Information:
──────
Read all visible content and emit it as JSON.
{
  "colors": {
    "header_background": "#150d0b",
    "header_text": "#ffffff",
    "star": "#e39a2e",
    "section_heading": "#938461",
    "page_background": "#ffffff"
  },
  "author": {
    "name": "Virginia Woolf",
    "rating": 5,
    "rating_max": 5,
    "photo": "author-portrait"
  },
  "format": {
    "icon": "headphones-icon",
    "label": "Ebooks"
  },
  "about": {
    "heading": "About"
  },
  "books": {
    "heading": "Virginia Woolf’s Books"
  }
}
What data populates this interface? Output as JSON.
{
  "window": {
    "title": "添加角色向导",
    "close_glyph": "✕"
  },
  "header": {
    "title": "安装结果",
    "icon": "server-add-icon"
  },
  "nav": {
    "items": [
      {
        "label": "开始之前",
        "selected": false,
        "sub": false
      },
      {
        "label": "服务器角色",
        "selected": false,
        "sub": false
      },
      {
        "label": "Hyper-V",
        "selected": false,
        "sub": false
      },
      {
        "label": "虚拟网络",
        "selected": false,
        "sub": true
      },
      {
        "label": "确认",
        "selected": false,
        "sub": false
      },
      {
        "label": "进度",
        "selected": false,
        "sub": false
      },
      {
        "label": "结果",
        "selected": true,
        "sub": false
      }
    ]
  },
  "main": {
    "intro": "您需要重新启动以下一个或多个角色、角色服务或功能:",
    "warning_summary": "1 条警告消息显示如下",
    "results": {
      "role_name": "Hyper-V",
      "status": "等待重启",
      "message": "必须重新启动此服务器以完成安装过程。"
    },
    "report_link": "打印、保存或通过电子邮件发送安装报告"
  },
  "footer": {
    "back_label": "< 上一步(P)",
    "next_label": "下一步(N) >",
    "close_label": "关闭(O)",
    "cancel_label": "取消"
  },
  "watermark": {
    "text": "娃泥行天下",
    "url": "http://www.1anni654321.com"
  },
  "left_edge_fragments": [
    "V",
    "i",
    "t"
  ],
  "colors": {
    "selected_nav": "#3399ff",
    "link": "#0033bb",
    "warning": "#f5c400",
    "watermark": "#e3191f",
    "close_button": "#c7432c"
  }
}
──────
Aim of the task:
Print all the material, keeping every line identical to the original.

Result for this exercise:
Read all visible content and emit it as JSON.
{
  "colors": {
    "header_background": "#150d0b",
    "header_text": "#ffffff",
    "star": "#e39a2e",
    "section_heading": "#938461",
    "page_background": "#ffffff"
  },
  "author": {
    "name": "Virginia Woolf",
    "rating": 5,
    "rating_max": 5,
    "photo": "author-portrait"
  },
  "format": {
    "icon": "headphones-icon",
    "label": "Ebooks"
  },
  "about": {
    "heading": "About"
  },
  "books": {
    "heading": "Virginia Woolf’s Books"
  }
}
What data populates this interface? Output as JSON.
{
  "window": {
    "title": "添加角色向导",
    "close_glyph": "✕"
  },
  "header": {
    "title": "安装结果",
    "icon": "server-add-icon"
  },
  "nav": {
    "items": [
      {
        "label": "开始之前",
        "selected": false,
        "sub": false
      },
      {
        "label": "服务器角色",
        "selected": false,
        "sub": false
      },
      {
        "label": "Hyper-V",
        "selected": false,
        "sub": false
      },
      {
        "label": "虚拟网络",
        "selected": false,
        "sub": true
      },
      {
        "label": "确认",
        "selected": false,
        "sub": false
      },
      {
        "label": "进度",
        "selected": false,
        "sub": false
      },
      {
        "label": "结果",
        "selected": true,
        "sub": false
      }
    ]
  },
  "main": {
    "intro": "您需要重新启动以下一个或多个角色、角色服务或功能:",
    "warning_summary": "1 条警告消息显示如下",
    "results": {
      "role_name": "Hyper-V",
      "status": "等待重启",
      "message": "必须重新启动此服务器以完成安装过程。"
    },
    "report_link": "打印、保存或通过电子邮件发送安装报告"
  },
  "footer": {
    "back_label": "< 上一步(P)",
    "next_label": "下一步(N) >",
    "close_label": "关闭(O)",
    "cancel_label": "取消"
  },
  "watermark": {
    "text": "娃泥行天下",
    "url": "http://www.1anni654321.com"
  },
  "left_edge_fragments": [
    "V",
    "i",
    "t"
  ],
  "colors": {
    "selected_nav": "#3399ff",
    "link": "#0033bb",
    "warning": "#f5c400",
    "watermark": "#e3191f",
    "close_button": "#c7432c"
  }
}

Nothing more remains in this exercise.